Tillis, Heller, Cornyn

The minibus appropriations bill (H.R. 6147)

Senator Tillis: (12:45 p.m.)

  • Spoke on U.S. immigration policy.
    • "What's going on here is that we have a very collegial environment here where we come to the floor with a unanimous consent, if somebody doesn't object, then that - the bill moves out of the chamber, but we don't surprise people. We inform them. They are able to come down and register their objection, which is exactly what Senator Hirono did today. You could ask, why would I come down here and offer up something that I knew would be objected to and not move forward. Because I think it's important that people understand that we're making progress, and it's pretty important to keep this issue and this discussion active in the U.S. Congress because Congress needs to act."

 

Senator Heller: (12:54 p.m.)

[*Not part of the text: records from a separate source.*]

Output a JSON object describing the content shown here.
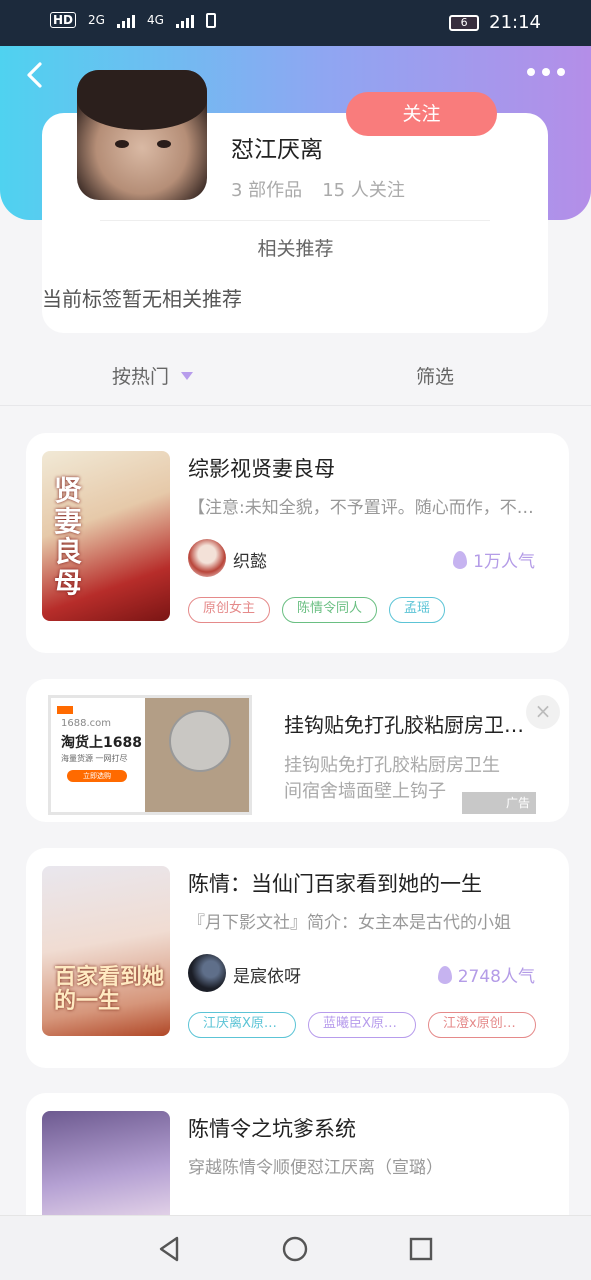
{
  "statusbar": {
    "network_left": "HD",
    "sim": "2",
    "net1": "2G",
    "net2": "4G",
    "battery": "6",
    "time": "21:14"
  },
  "header": {
    "back_icon": "chevron-left-icon",
    "more_icon": "more-horizontal-icon"
  },
  "tag_profile": {
    "name": "怼江厌离",
    "follow_label": "关注",
    "works": "3 部作品",
    "followers": "15 人关注",
    "related_title": "相关推荐",
    "related_empty": "当前标签暂无相关推荐"
  },
  "sort": {
    "hot_label": "按热门",
    "filter_label": "筛选"
  },
  "books": [
    {
      "title": "综影视贤妻良母",
      "desc": "【注意:未知全貌，不予置评。随心而作，不喜勿喷】",
      "cover_text": "贤妻良母",
      "author": "织懿",
      "popularity": "1万人气",
      "tags": [
        {
          "label": "原创女主",
          "color": "#e58a8a"
        },
        {
          "label": "陈情令同人",
          "color": "#6abf82"
        },
        {
          "label": "孟瑶",
          "color": "#5cc4d6"
        }
      ]
    },
    {
      "title": "陈情：当仙门百家看到她的一生",
      "desc": "『月下影文社』简介：女主本是古代的小姐",
      "cover_text": "百家看到她的一生",
      "author": "是宸依呀",
      "popularity": "2748人气",
      "tags": [
        {
          "label": "江厌离X原创男主",
          "color": "#5cc4d6"
        },
        {
          "label": "蓝曦臣X原创女主",
          "color": "#b79cec"
        },
        {
          "label": "江澄x原创女主",
          "color": "#e58a8a"
        }
      ]
    },
    {
      "title": "陈情令之坑爹系统",
      "desc": "穿越陈情令顺便怼江厌离（宣璐）",
      "cover_text": "",
      "author": "",
      "popularity": "",
      "tags": []
    }
  ],
  "ad": {
    "title": "挂钩贴免打孔胶粘厨房卫生间宿舍墙面壁上钩子",
    "desc": "挂钩贴免打孔胶粘厨房卫生间宿舍墙面壁上钩子",
    "badge": "广告",
    "image_site": "1688.com",
    "image_slogan": "淘货上1688",
    "image_sub": "海量货源 一网打尽",
    "image_btn": "立即选购"
  },
  "colors": {
    "accent_follow": "#f97c7c",
    "accent_purple": "#b79cec",
    "gradient_start": "#4fd2f0",
    "gradient_end": "#b48ee8"
  }
}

  • Spoke on U.S. immigration policy.
    • "My constituents spoke to families split apart at the border and some are held in southern Nevada and they are, frankly, asking for help. So their being unified with their children is a top priority. I am a father and grandfather. I understand why children should be with their parents. There is nothing more important than keeping a family unit together. I, like the many colleagues down here today, support border security as any type of immigration reform, but I also strongly believe that our country has a rich history. A rich history because we've always been a nation of immigrants. Our culture is rich because so many families have come here to the land of opportunity seeking a better life."

 

Senator Cornyn: (12:57 p.m.)

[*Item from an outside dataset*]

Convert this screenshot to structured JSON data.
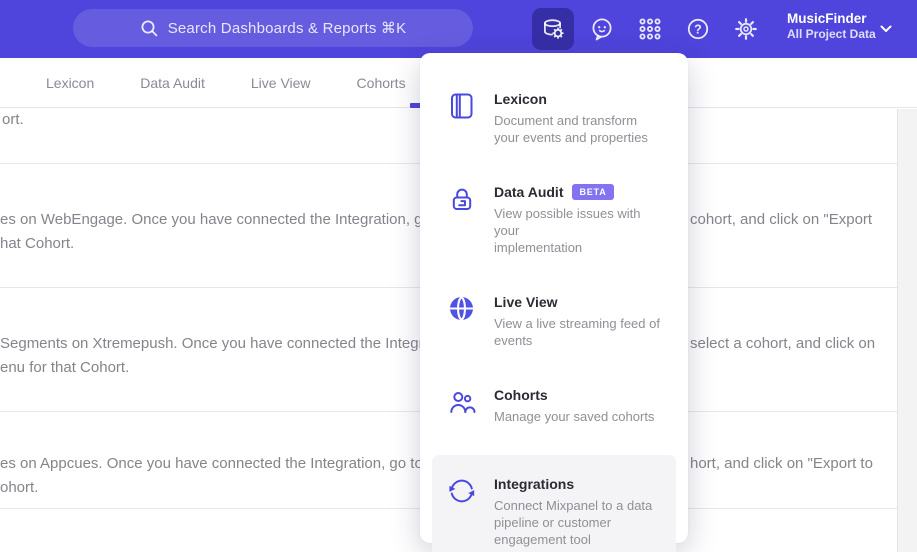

  • Spoke on U.S. immigration policy.
    • " But as a result of the deadlock here in the United States Senate, the drug cartels that traffic in illegal drugs and other contraband, they traffic in my grants - my grants -- migrants and children, they are suffering today because we have a big problem that we're unable to solve and the status quo is unacceptable, it's dangerous, it's deadly, and it's killing people, not only the people who attempt the perilous journey, but also the drugs that are sold by these same criminal organizations who are, in the words of one expert, commodity agnostic."